(SOURCE DATA begins)

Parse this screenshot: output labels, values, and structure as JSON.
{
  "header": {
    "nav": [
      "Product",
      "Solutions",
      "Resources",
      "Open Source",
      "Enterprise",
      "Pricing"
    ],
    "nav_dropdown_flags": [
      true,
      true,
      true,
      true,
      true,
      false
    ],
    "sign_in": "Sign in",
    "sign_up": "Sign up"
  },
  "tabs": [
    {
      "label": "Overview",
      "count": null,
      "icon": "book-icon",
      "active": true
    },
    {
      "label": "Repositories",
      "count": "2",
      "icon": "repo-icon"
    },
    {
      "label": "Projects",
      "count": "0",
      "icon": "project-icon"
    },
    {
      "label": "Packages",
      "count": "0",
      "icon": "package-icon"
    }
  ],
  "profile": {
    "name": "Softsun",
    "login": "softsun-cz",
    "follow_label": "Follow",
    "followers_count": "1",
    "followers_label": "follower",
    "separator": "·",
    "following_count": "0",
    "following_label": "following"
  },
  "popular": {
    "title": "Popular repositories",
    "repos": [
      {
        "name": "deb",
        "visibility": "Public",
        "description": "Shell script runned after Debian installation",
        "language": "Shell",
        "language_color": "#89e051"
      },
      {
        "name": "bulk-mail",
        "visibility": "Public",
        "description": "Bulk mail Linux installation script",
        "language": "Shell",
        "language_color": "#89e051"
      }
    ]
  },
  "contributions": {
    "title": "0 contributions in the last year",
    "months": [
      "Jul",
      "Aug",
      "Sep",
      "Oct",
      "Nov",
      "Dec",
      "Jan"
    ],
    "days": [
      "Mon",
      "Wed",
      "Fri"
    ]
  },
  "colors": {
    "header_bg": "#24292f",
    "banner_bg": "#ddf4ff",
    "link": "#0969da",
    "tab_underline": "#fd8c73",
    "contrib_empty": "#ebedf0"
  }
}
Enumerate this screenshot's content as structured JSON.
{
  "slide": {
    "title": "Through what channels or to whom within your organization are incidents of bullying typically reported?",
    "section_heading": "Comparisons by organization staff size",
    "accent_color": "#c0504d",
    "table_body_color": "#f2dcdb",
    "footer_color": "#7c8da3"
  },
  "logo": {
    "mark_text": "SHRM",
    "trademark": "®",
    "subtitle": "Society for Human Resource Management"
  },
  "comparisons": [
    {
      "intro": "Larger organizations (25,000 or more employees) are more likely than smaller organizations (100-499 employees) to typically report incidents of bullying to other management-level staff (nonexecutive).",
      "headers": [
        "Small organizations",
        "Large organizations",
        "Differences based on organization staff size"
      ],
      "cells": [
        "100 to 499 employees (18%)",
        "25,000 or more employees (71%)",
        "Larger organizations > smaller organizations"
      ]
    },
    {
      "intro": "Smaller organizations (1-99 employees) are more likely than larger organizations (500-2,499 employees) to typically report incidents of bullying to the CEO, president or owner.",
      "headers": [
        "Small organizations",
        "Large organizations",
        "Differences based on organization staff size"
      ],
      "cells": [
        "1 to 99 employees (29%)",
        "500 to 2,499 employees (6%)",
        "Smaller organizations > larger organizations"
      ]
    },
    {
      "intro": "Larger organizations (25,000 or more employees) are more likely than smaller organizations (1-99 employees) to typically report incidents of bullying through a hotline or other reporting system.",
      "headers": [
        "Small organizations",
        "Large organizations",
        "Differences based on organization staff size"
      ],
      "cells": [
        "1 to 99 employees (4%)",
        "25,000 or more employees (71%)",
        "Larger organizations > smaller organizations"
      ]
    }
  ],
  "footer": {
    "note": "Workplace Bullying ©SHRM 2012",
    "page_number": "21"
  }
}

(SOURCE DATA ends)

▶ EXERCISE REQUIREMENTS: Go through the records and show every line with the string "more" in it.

▶ RESPONSE AREA:
      "intro": "Larger organizations (25,000 or more employees) are more likely than smaller organizations (100-499 employees) to typically report incidents of bullying to other management-level staff (nonexecutive).",
        "25,000 or more employees (71%)",
      "intro": "Smaller organizations (1-99 employees) are more likely than larger organizations (500-2,499 employees) to typically report incidents of bullying to the CEO, president or owner.",
      "intro": "Larger organizations (25,000 or more employees) are more likely than smaller organizations (1-99 employees) to typically report incidents of bullying through a hotline or other reporting system.",
        "25,000 or more employees (71%)",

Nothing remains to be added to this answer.